Cooking and Lightweight Stoves

Most ultralight backpackers take stoves. Just small light ones. When I hike with others, I take a stove and do civilized stuff like make coffee & tea and hot dinners. My favorite two-person setup is the Trail Designs Caldera Cone Stove System with an Anti Gravity Gear 3 Cup Pot. For soloing I take a stripped down version of the Trail Designs KEG. The stove, windscreen and pot are under 3 ounces! The production version KEG weighs only a bit more. Many Trail Design systems are available as Caldera Kitchens from Anti Gravity Gear. They include lightweight pot cozies, pot holder, and fuel bottle and stow ingeniously into a small stuff sack.

One of the advantages of the Trail Designs Caldera is that I can light it and leave it unattended while I perform camp chores.

I am not fond of non-refillable, non-recyclable canister stoves that are popular with many backpackers. While light, the used canisters just end up in landfills.

Backcountry Tea (loose leaf, connoisseur style)

Most hikers are used to caffeine in the morning. Interrupting that habit makes for grumpy hikers who are not the best trail company. Caffeine pills help, but do not provide the same emotional (some would say spiritual) comfort of wrapping your hands around a cup of soothingly warm liquid. Coffee leaves oily, hard-to-clean residues in your cup and pot. Ground coffee only keeps fresh for a few days at most (some believe it is only mintues or hours after grinding).

I make tea. Loose leaf teas like Assam, Darjeeling (black tea) or Sencha (green tea) keep for months in the backcountry and are a cinch to clean up after. Here's a five minute tutorial video about making loose leaf tea in the backcountry (about 19 MB):

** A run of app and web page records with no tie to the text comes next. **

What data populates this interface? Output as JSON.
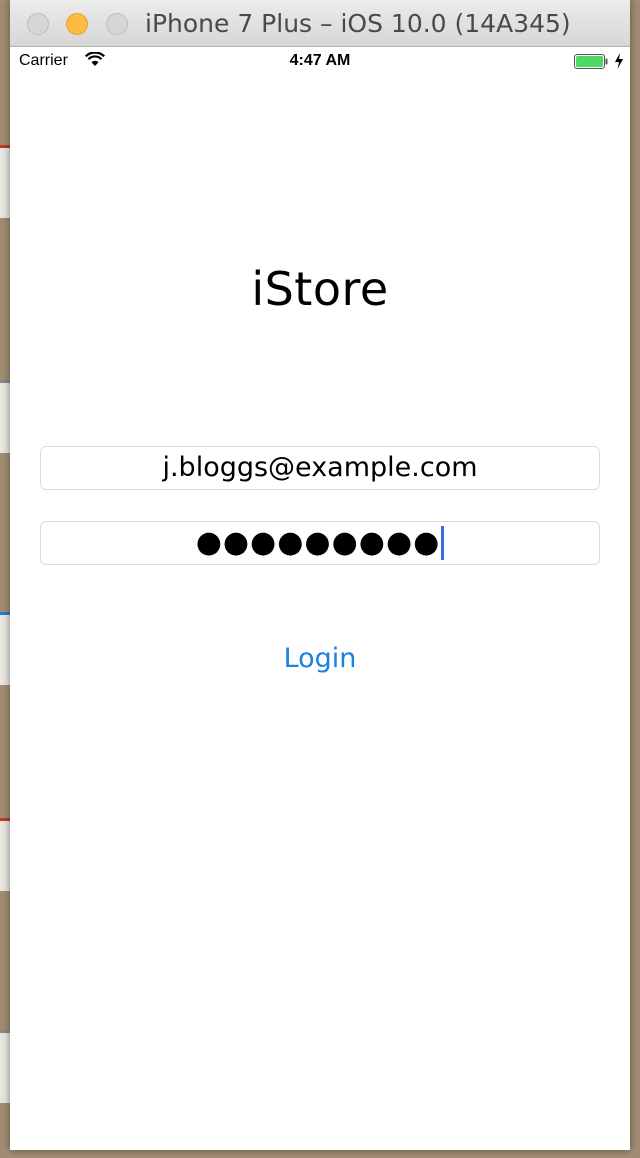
{
  "simulator": {
    "window_title": "iPhone 7 Plus – iOS 10.0 (14A345)"
  },
  "status_bar": {
    "carrier": "Carrier",
    "time": "4:47 AM",
    "battery_color": "#4cd964"
  },
  "app": {
    "title": "iStore",
    "email_field_value": "j.bloggs@example.com",
    "password_masked": "●●●●●●●●●",
    "login_button_label": "Login",
    "accent_color": "#1a82e6"
  }
}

Backcountry Tea (loose leaf, connoisseur style)
using the Trail Designs Caldera Cone Stove System (AGG Caldera Kitchen)